... because I worry that in order to make choices that actually serve their interests, individual taxpayers would have to put an inordinate amount of effort into learning and understanding the details of what the government does and what everything costsIf Ronald McDonald wouldn't think it was worth it to figure out which public goods he needs more of... then he would always have the option to give his taxes to Elizabeth Warren...
There is nobody in this country who got rich on his own. Nobody. You built a factory out there—good for you! But I want to be clear. You moved your goods to market on the roads the rest of us paid for. You hired workers the rest of us paid to educate. You were safe in your factory because of police forces and fire forces that the rest of us paid for. You didn’t have to worry that maurauding bands would come and seize everything at your factory, and hire someone to protect against this, because of the work the rest of us did.But if Ronald doubts that Warren has more incentive and local knowledge than he does... then don't worry because I think that the transaction costs of acquiring and sharing information are going down... Information Symmetry.
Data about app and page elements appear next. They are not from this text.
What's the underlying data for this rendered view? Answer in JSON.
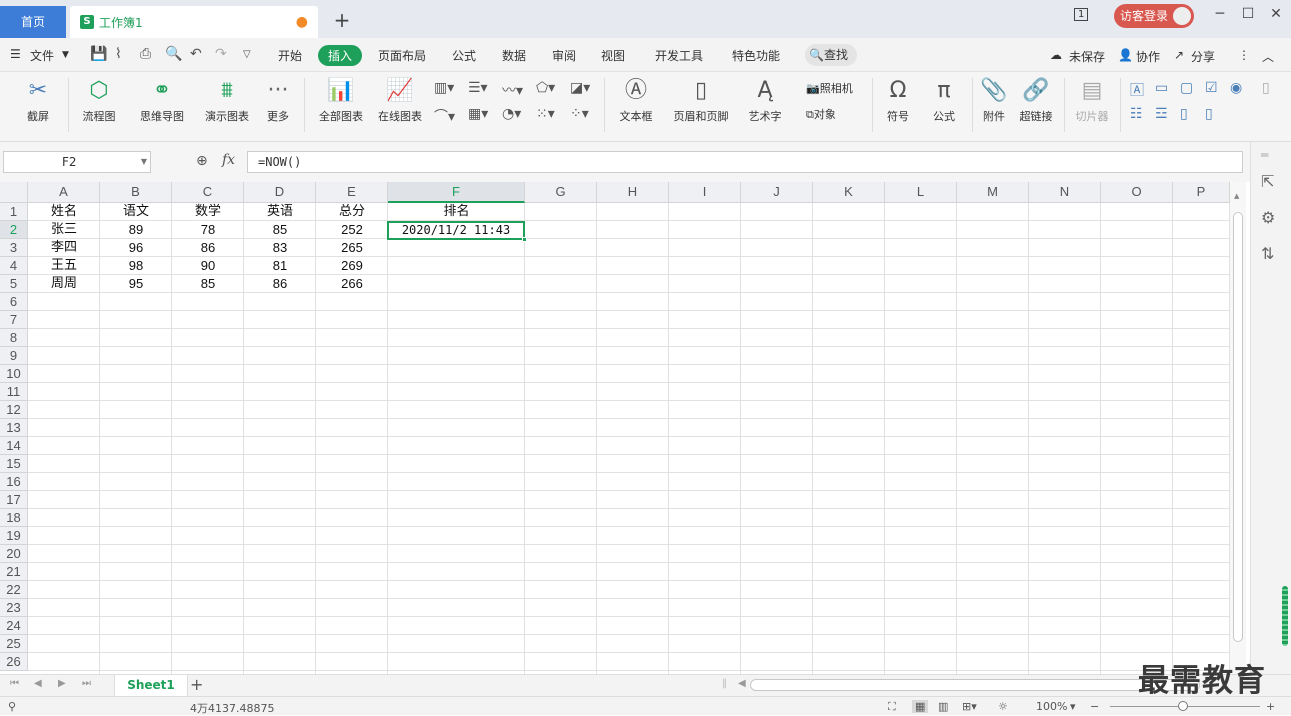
{
  "titlebar": {
    "home_tab": "首页",
    "doc_icon": "S",
    "doc_tab": "工作簿1",
    "login_label": "访客登录",
    "page_indicator": "1"
  },
  "menubar": {
    "file": "文件",
    "items": [
      "开始",
      "插入",
      "页面布局",
      "公式",
      "数据",
      "审阅",
      "视图",
      "开发工具",
      "特色功能"
    ],
    "active_item": "插入",
    "search": "查找",
    "unsaved": "未保存",
    "collab": "协作",
    "share": "分享"
  },
  "ribbon": {
    "screenshot": "截屏",
    "flowchart": "流程图",
    "mindmap": "思维导图",
    "demo_chart": "演示图表",
    "more": "更多",
    "all_charts": "全部图表",
    "online_chart": "在线图表",
    "textbox": "文本框",
    "header_footer": "页眉和页脚",
    "art_text": "艺术字",
    "camera": "照相机",
    "object": "对象",
    "symbol": "符号",
    "formula": "公式",
    "attachment": "附件",
    "hyperlink": "超链接",
    "slicer": "切片器"
  },
  "formula_bar": {
    "cell_ref": "F2",
    "fx": "fx",
    "formula": "=NOW()"
  },
  "columns": [
    "A",
    "B",
    "C",
    "D",
    "E",
    "F",
    "G",
    "H",
    "I",
    "J",
    "K",
    "L",
    "M",
    "N",
    "O",
    "P"
  ],
  "row_numbers": [
    "1",
    "2",
    "3",
    "4",
    "5",
    "6",
    "7",
    "8",
    "9",
    "10",
    "11",
    "12",
    "13",
    "14",
    "15",
    "16",
    "17",
    "18",
    "19",
    "20",
    "21",
    "22",
    "23",
    "24",
    "25",
    "26"
  ],
  "table": {
    "headers": [
      "姓名",
      "语文",
      "数学",
      "英语",
      "总分",
      "排名"
    ],
    "rows": [
      [
        "张三",
        "89",
        "78",
        "85",
        "252"
      ],
      [
        "李四",
        "96",
        "86",
        "83",
        "265"
      ],
      [
        "王五",
        "98",
        "90",
        "81",
        "269"
      ],
      [
        "周周",
        "95",
        "85",
        "86",
        "266"
      ]
    ],
    "active_cell_value": "2020/11/2 11:43"
  },
  "sheets": {
    "active": "Sheet1"
  },
  "statusbar": {
    "stats": "4万4137.48875",
    "zoom": "100%"
  },
  "watermark": "最需教育",
  "colors": {
    "accent": "#1ea05a",
    "home_tab": "#3d7dd8",
    "login": "#d8574f"
  }
}
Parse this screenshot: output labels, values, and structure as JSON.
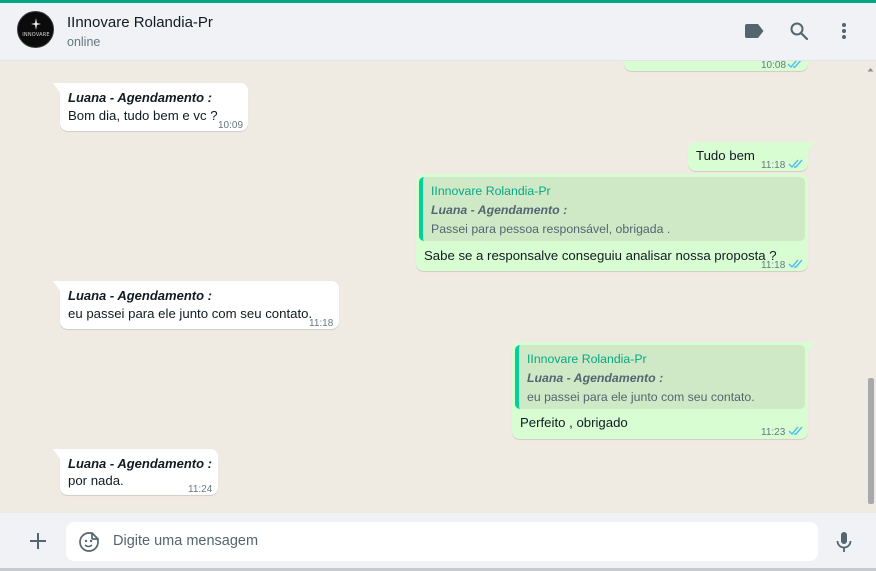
{
  "header": {
    "contact_name": "IInnovare Rolandia-Pr",
    "status": "online",
    "avatar_brand": "INNOVARE",
    "icons": [
      "label-icon",
      "search-icon",
      "menu-dots-icon"
    ]
  },
  "messages": [
    {
      "direction": "out",
      "time": "10:08",
      "read": true,
      "partial": true
    },
    {
      "direction": "in",
      "sender": "Luana - Agendamento :",
      "text": "Bom dia, tudo bem e vc ?",
      "time": "10:09"
    },
    {
      "direction": "out",
      "text": "Tudo bem",
      "time": "11:18",
      "read": true
    },
    {
      "direction": "out",
      "quote": {
        "author": "IInnovare Rolandia-Pr",
        "sender": "Luana - Agendamento :",
        "text": "Passei para pessoa responsável, obrigada ."
      },
      "text": "Sabe se a responsalve conseguiu analisar nossa proposta ?",
      "time": "11:18",
      "read": true
    },
    {
      "direction": "in",
      "sender": "Luana - Agendamento :",
      "text": "eu passei para ele junto com seu contato.",
      "time": "11:18"
    },
    {
      "direction": "out",
      "quote": {
        "author": "IInnovare Rolandia-Pr",
        "sender": "Luana - Agendamento :",
        "text": "eu passei para ele junto com seu contato."
      },
      "text": "Perfeito , obrigado",
      "time": "11:23",
      "read": true
    },
    {
      "direction": "in",
      "sender": "Luana - Agendamento :",
      "text": "por nada.",
      "time": "11:24"
    }
  ],
  "composer": {
    "placeholder": "Digite uma mensagem",
    "icons": [
      "plus-icon",
      "emoji-icon",
      "mic-icon"
    ]
  },
  "colors": {
    "accent": "#00a884",
    "outgoing_bubble": "#d9fdd3",
    "incoming_bubble": "#ffffff",
    "chat_background": "#efeae2",
    "read_ticks": "#53bdeb",
    "quote_author": "#06cf9c"
  }
}
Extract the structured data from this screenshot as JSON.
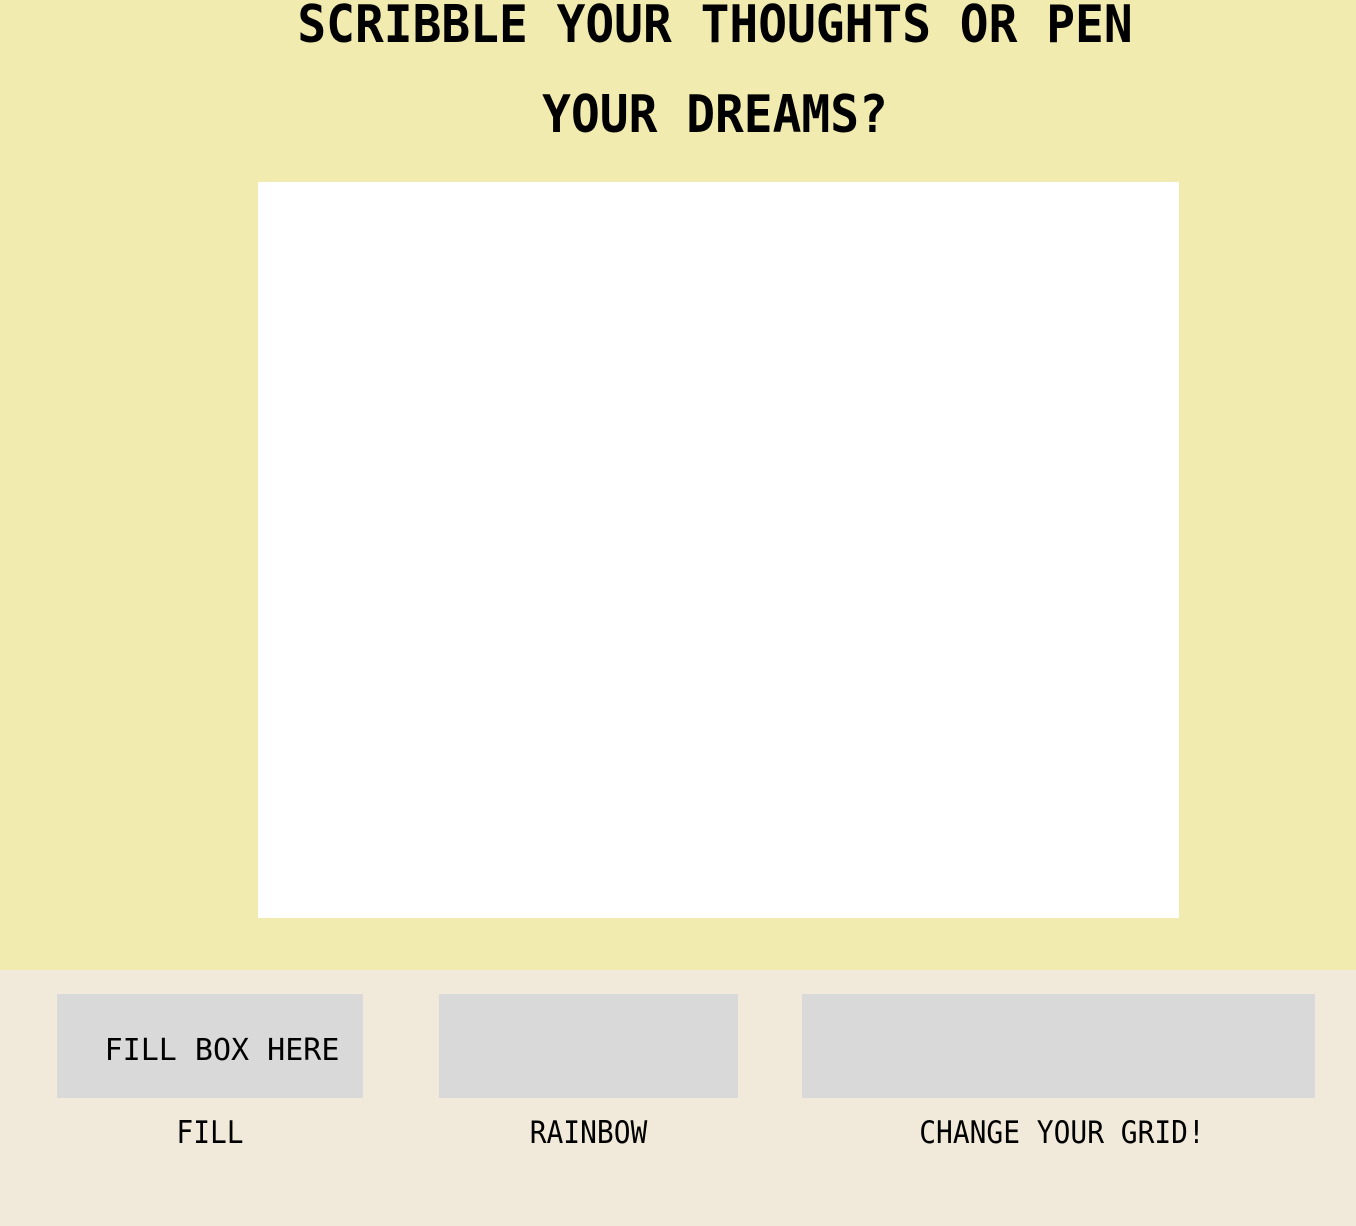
{
  "header": {
    "title": "SCRIBBLE YOUR THOUGHTS OR PEN YOUR DREAMS?"
  },
  "controls": {
    "fill_input_placeholder": "FILL BOX HERE",
    "fill_label": "FILL",
    "rainbow_label": "RAINBOW",
    "grid_label": "CHANGE YOUR GRID!"
  },
  "colors": {
    "top_background": "#f1ebb0",
    "bottom_background": "#f1eada",
    "canvas": "#ffffff",
    "control_box": "#d9d9d9"
  }
}
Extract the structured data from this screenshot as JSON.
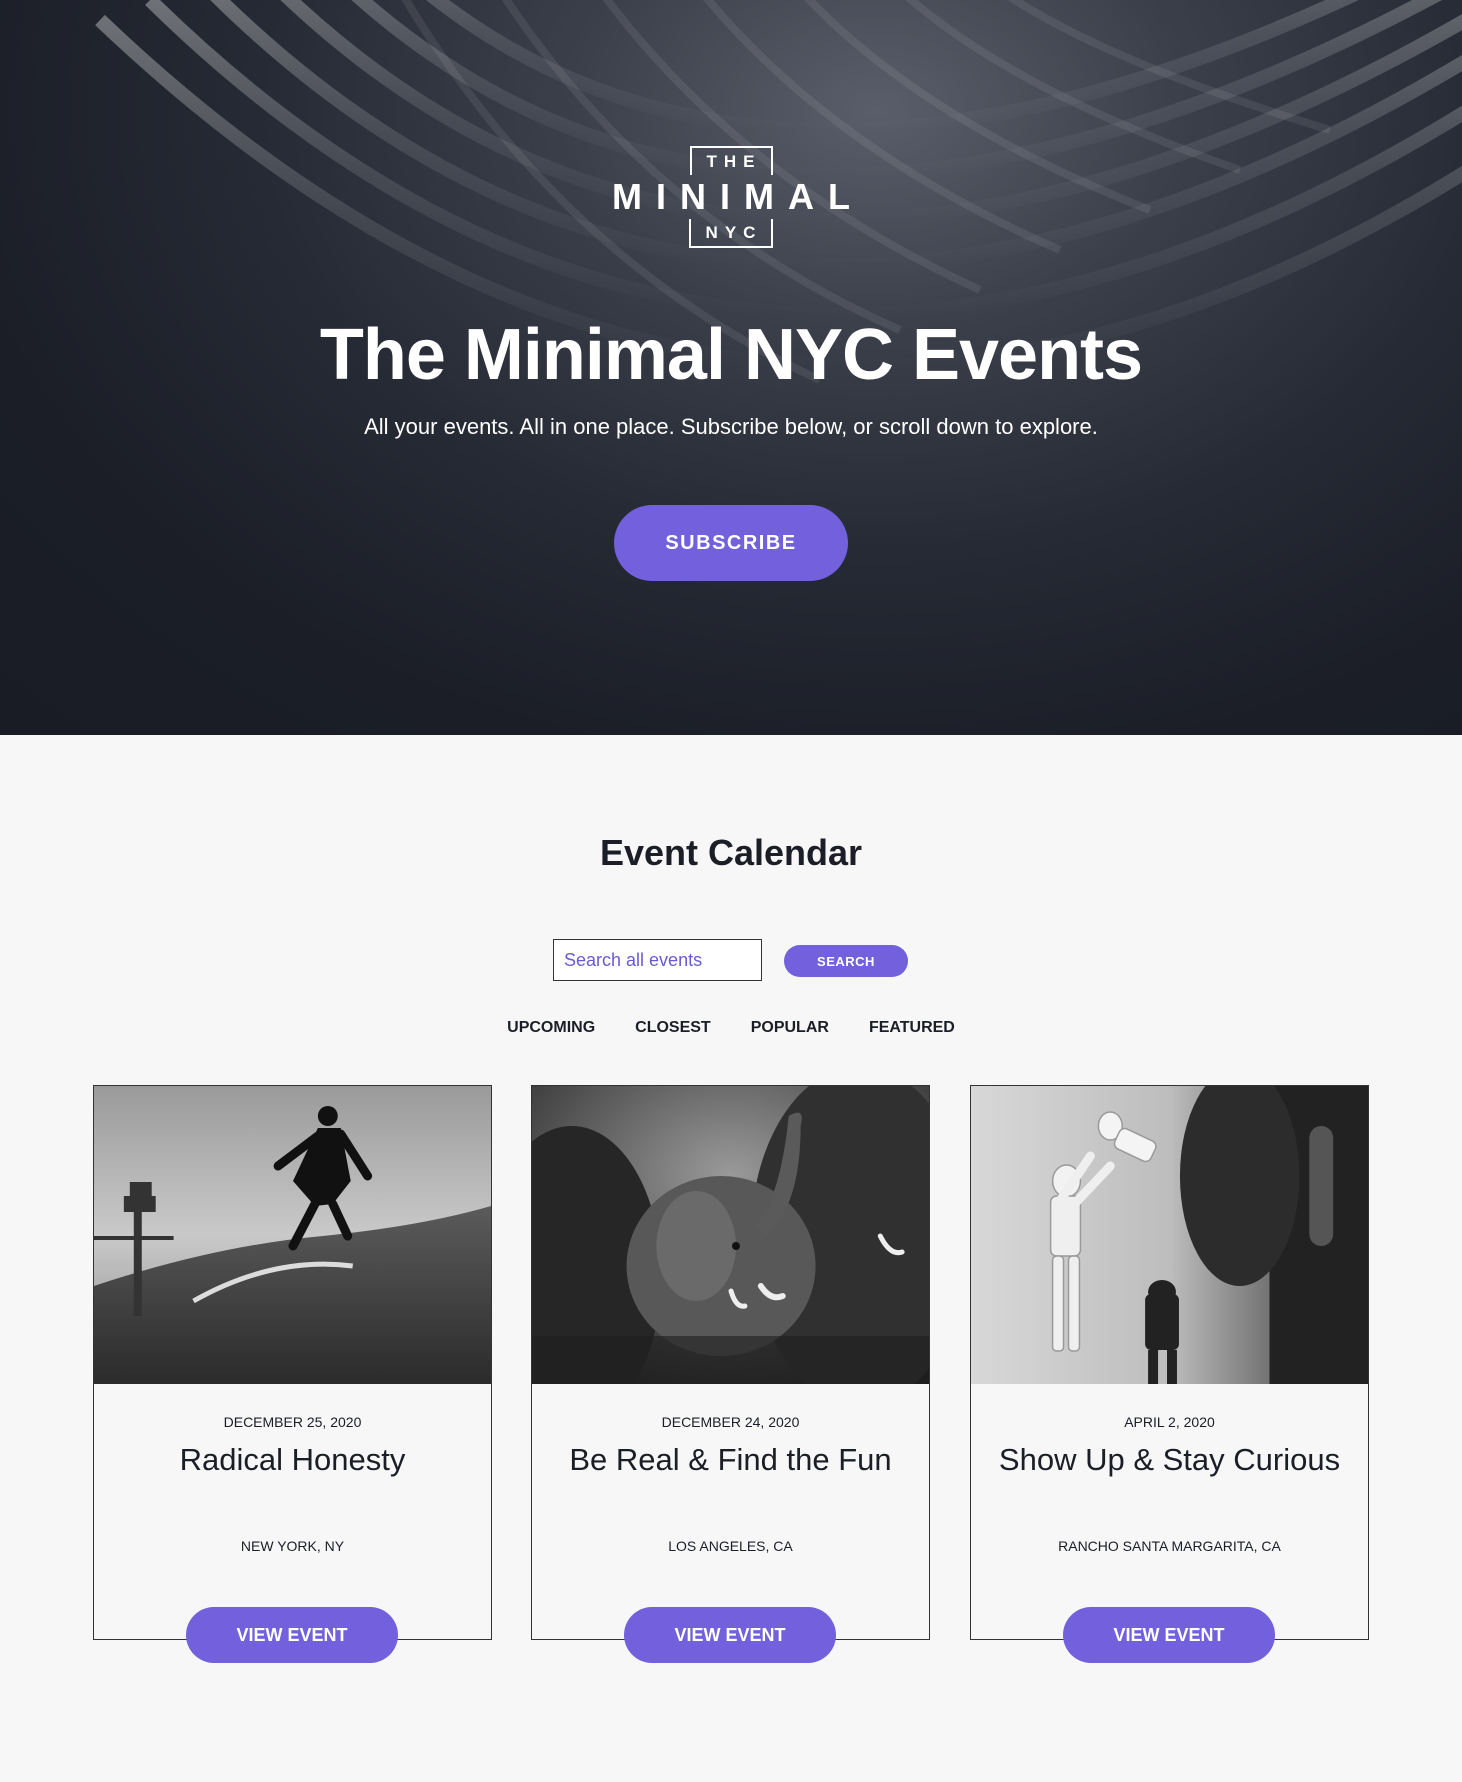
{
  "hero": {
    "logo": {
      "top": "THE",
      "main": "MINIMAL",
      "bottom": "NYC"
    },
    "title": "The Minimal NYC Events",
    "subtitle": "All your events. All in one place. Subscribe below, or scroll down to explore.",
    "subscribe_label": "SUBSCRIBE"
  },
  "calendar": {
    "title": "Event Calendar",
    "search": {
      "placeholder": "Search all events",
      "button_label": "SEARCH"
    },
    "filters": [
      "UPCOMING",
      "CLOSEST",
      "POPULAR",
      "FEATURED"
    ],
    "events": [
      {
        "date": "DECEMBER 25, 2020",
        "title": "Radical Honesty",
        "location": "NEW YORK, NY",
        "button_label": "VIEW EVENT",
        "image": "surfer-photo"
      },
      {
        "date": "DECEMBER 24, 2020",
        "title": "Be Real & Find the Fun",
        "location": "LOS ANGELES, CA",
        "button_label": "VIEW EVENT",
        "image": "elephants-photo"
      },
      {
        "date": "APRIL 2, 2020",
        "title": "Show Up & Stay Curious",
        "location": "RANCHO SANTA MARGARITA, CA",
        "button_label": "VIEW EVENT",
        "image": "stormtrooper-toys-photo"
      }
    ]
  },
  "colors": {
    "accent": "#7260dc",
    "hero_bg": "#1b1e27",
    "page_bg": "#f7f7f7"
  }
}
See also - What Do Coywolves, Mr. Nobody, Plants And Fungi All Have In Common?